She has a few theories to support that claim: first, slowing global growth and the resultant low inflation. “We are still seeing pretty slow global growth, big output gaps, further exacerbated by sovereign debt issues in Europe, and decreasing fiscal budgets.”

Admitting inflation is a bond investor’s worst enemy, McOuatt says growth in this context will be slowing and is not going to be inflationary. “Our expectations over the short- to medium-term are for subdued inflation.”

Secondly, a controlled increase of overnight rates by the Band of Canada (BoC) bodes well for bond holders. “They (BoC) are certainly doing it in a very measured fashion,” says McOuatt while quoting the BoC governor Mark Carney as saying that the rate path is not preordained. “Therefore, we certainly aren’t expecting any significant increase in interest rate in short term.”

That is certainly positive for bonds because the longer these interest rate increases take to come online, the more time there is to adjust, and, consequently, the better it is for the bond holders.

McOuatt provides another detail to consider. About 60% of the Canadian investment grade DEX index is in the short-term bucket, which means they will be maturing between the next one and five years. “That’s a lot of time to work off the excesses in the system as these things mature and then are reprised in the current market context at the time.”

Risk aversion of the market has increased markedly in the last six months. Those caught off guard took a flight to quality, investing in fixed income products, particularly federal government bonds.

The safe haven of U.S. Treasuries, she says, will continue to be the destination for flight to safety.

“Certainly the U.S. Treasuries benefit from the safe haven status. They are going to remain the reserve currency of the U.S. dollar and that’s going to be the first place many investors go when they are putting on the flight to quality trade.”

When it comes to the crunch, many Canadian investors turn to Government of Canada bonds. Although the Canadian bond market is much smaller in size than its U.S. counterpart, the two bond markets tend to move in the same direction as the two economies are closely intertwined.
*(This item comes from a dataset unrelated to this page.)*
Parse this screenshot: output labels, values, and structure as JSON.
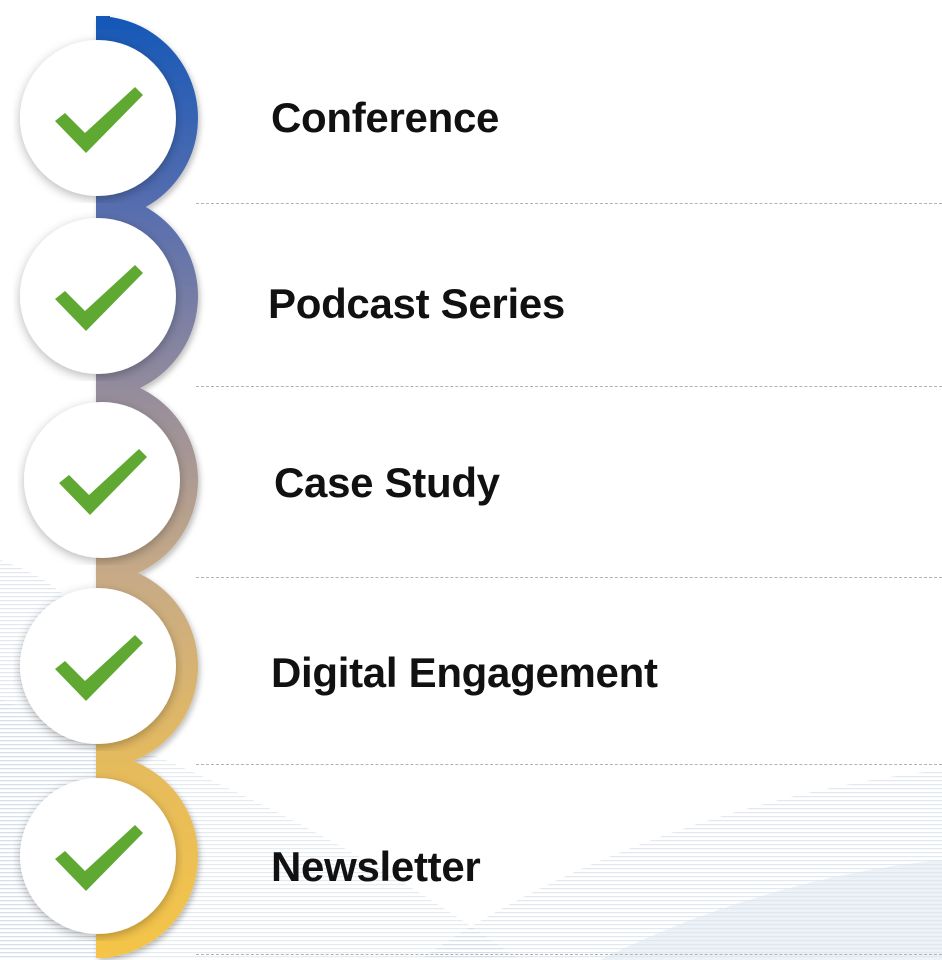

“I don’t think Canada federal bonds are necessarily more stable and safer than U.S. Treasuries, but they might not suffer quite as much volatility because the flows aren’t going to be as great,” McOuatt says.
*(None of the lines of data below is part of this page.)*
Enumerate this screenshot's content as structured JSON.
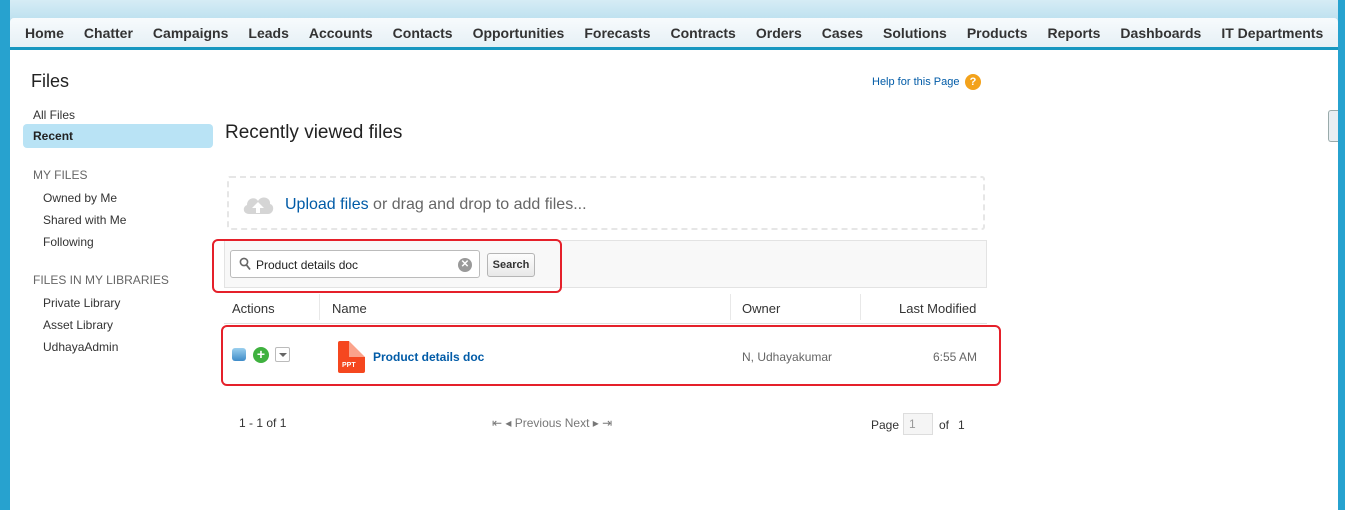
{
  "tabs": [
    "Home",
    "Chatter",
    "Campaigns",
    "Leads",
    "Accounts",
    "Contacts",
    "Opportunities",
    "Forecasts",
    "Contracts",
    "Orders",
    "Cases",
    "Solutions",
    "Products",
    "Reports",
    "Dashboards",
    "IT Departments"
  ],
  "tab_plus": "+",
  "page_title": "Files",
  "help_link": "Help for this Page",
  "help_icon_glyph": "?",
  "sidebar": {
    "all_files": "All Files",
    "recent": "Recent",
    "my_files_heading": "MY FILES",
    "my_files": [
      "Owned by Me",
      "Shared with Me",
      "Following"
    ],
    "libraries_heading": "FILES IN MY LIBRARIES",
    "libraries": [
      "Private Library",
      "Asset Library",
      "UdhayaAdmin"
    ]
  },
  "main_title": "Recently viewed files",
  "upload": {
    "link": "Upload files",
    "rest": " or drag and drop to add files..."
  },
  "search": {
    "value": "Product details doc",
    "button": "Search"
  },
  "table": {
    "headers": {
      "actions": "Actions",
      "name": "Name",
      "owner": "Owner",
      "modified": "Last Modified"
    },
    "rows": [
      {
        "name": "Product details doc",
        "type_label": "PPT",
        "owner": "N, Udhayakumar",
        "modified": "6:55 AM"
      }
    ]
  },
  "pager": {
    "count": "1 - 1 of 1",
    "nav": "⇤ ◂ Previous  Next ▸ ⇥",
    "page_label": "Page",
    "page_value": "1",
    "of_label": "of",
    "total": "1"
  },
  "colors": {
    "accent": "#1797c0",
    "link": "#015ba7",
    "highlight": "#e5202a",
    "recent_bg": "#b9e3f5"
  }
}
For more on the dangers of inflation, read: U.S., Britain will “deflate and debase”: Ferguson Profits may be worthless: Klarman Currency swings boost bond risks


Vikram Barhat